==== Records provided

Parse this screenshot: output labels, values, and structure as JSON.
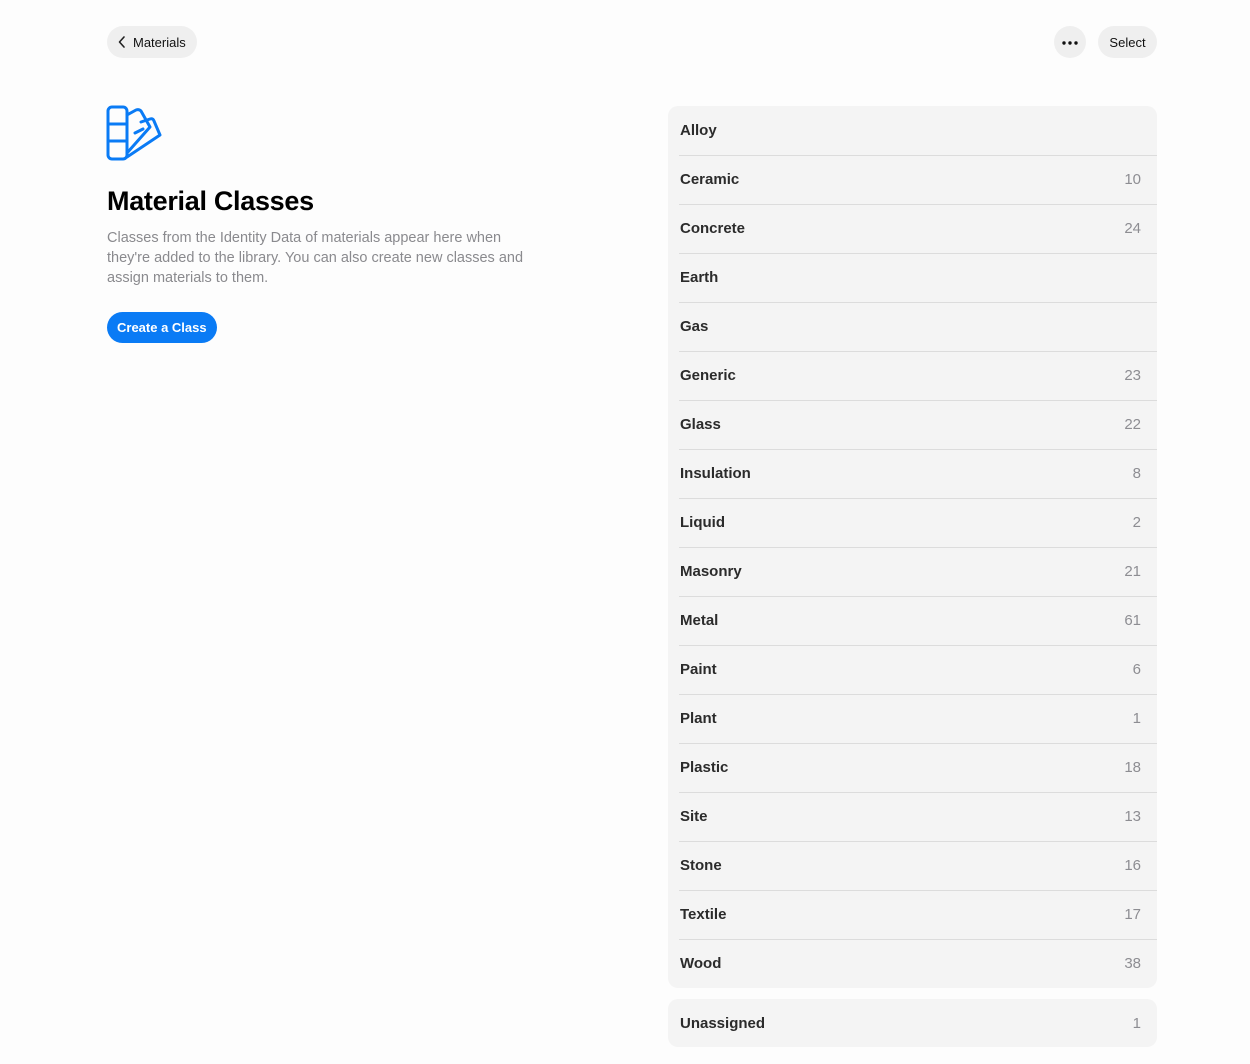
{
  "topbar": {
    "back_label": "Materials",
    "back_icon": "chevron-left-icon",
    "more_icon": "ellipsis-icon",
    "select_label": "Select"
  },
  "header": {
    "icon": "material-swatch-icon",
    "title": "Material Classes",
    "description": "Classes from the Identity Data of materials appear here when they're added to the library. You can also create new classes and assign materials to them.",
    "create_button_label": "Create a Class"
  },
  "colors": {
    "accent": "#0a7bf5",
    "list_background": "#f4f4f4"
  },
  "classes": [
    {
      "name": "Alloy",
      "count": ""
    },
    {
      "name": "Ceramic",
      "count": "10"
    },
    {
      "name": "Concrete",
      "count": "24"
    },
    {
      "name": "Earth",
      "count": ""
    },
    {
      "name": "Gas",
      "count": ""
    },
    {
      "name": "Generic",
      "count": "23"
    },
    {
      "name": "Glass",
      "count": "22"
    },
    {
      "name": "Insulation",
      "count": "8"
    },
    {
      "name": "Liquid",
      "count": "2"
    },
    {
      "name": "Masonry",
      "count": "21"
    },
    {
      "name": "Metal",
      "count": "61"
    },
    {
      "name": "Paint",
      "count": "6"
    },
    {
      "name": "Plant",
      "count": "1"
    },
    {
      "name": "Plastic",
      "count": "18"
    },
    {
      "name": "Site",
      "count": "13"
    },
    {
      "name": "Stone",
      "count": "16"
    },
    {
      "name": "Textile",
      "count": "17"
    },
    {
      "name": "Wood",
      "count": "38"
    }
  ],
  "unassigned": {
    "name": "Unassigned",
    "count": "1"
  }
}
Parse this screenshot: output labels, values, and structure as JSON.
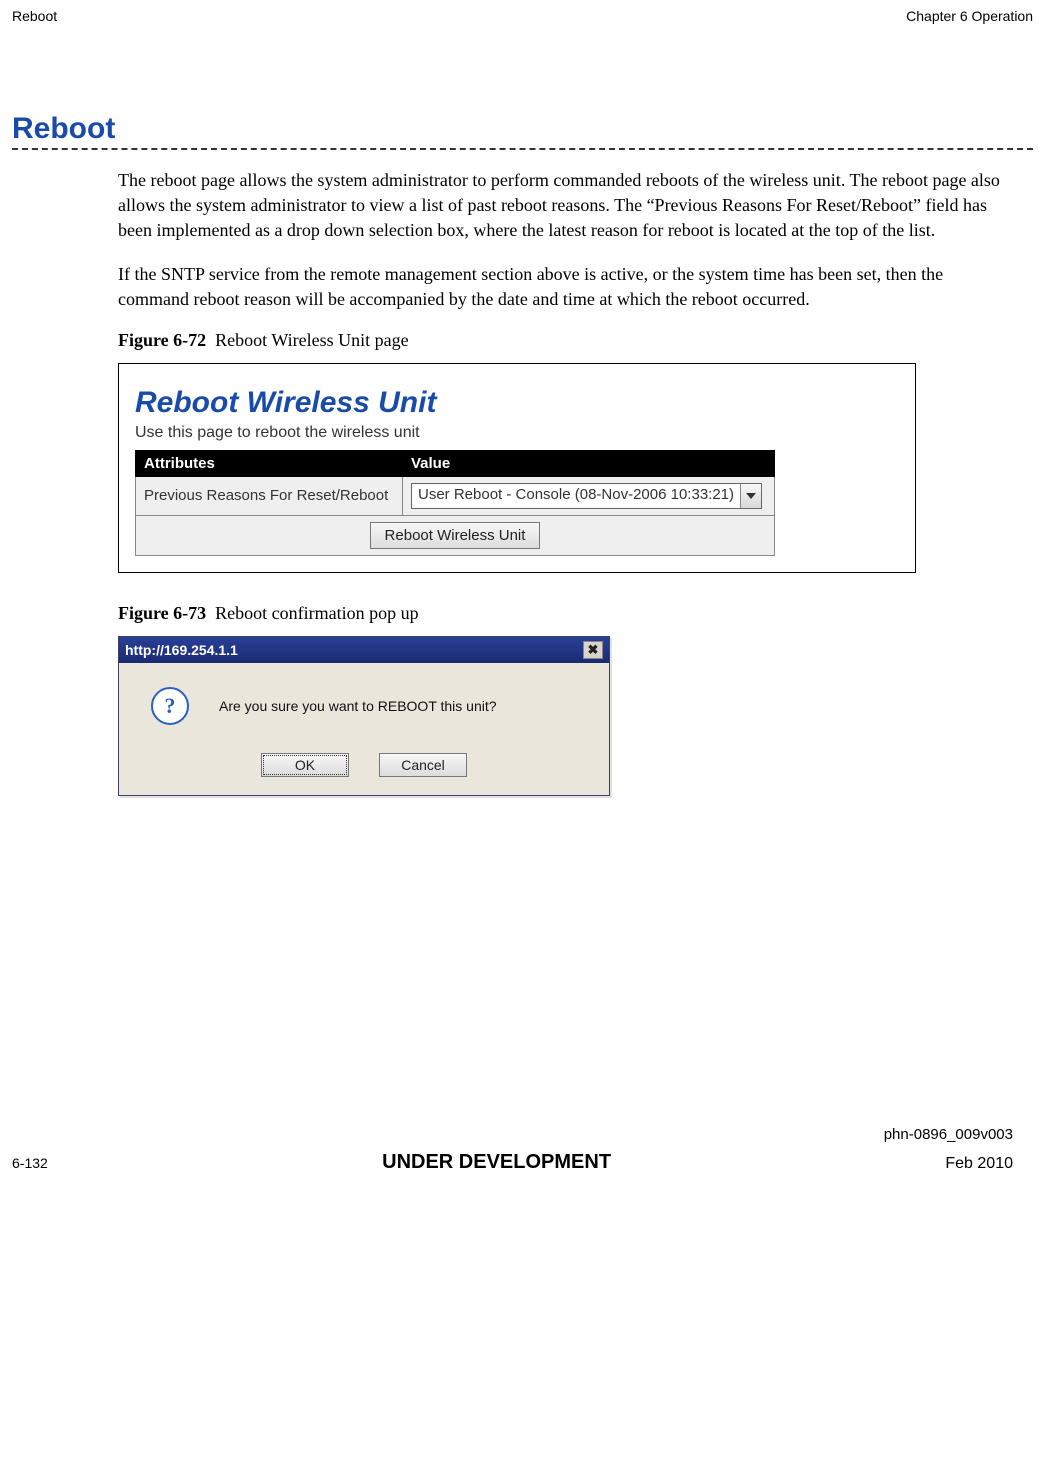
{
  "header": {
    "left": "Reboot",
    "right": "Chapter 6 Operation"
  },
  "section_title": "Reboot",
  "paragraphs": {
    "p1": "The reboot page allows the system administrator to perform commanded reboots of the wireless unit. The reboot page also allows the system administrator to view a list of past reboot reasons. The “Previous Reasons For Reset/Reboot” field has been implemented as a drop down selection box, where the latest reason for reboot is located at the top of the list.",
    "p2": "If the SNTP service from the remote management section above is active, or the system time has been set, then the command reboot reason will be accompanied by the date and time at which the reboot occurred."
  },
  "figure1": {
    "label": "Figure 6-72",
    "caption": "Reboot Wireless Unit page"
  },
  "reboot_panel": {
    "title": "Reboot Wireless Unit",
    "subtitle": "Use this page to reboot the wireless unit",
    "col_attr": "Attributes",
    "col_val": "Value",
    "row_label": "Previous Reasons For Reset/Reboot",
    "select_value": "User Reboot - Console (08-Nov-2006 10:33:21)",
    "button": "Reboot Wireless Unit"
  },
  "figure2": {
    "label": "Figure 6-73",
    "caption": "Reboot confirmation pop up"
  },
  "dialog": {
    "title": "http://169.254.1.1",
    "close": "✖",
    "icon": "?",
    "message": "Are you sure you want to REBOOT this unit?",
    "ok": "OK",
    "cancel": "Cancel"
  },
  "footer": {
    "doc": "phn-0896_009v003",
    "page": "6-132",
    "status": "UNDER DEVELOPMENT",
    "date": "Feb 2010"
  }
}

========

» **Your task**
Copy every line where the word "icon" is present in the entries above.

» **Task output**
    "back_icon": "chevron-left-icon",
    "more_icon": "ellipsis-icon",
    "icon": "material-swatch-icon",
    "icon": "?",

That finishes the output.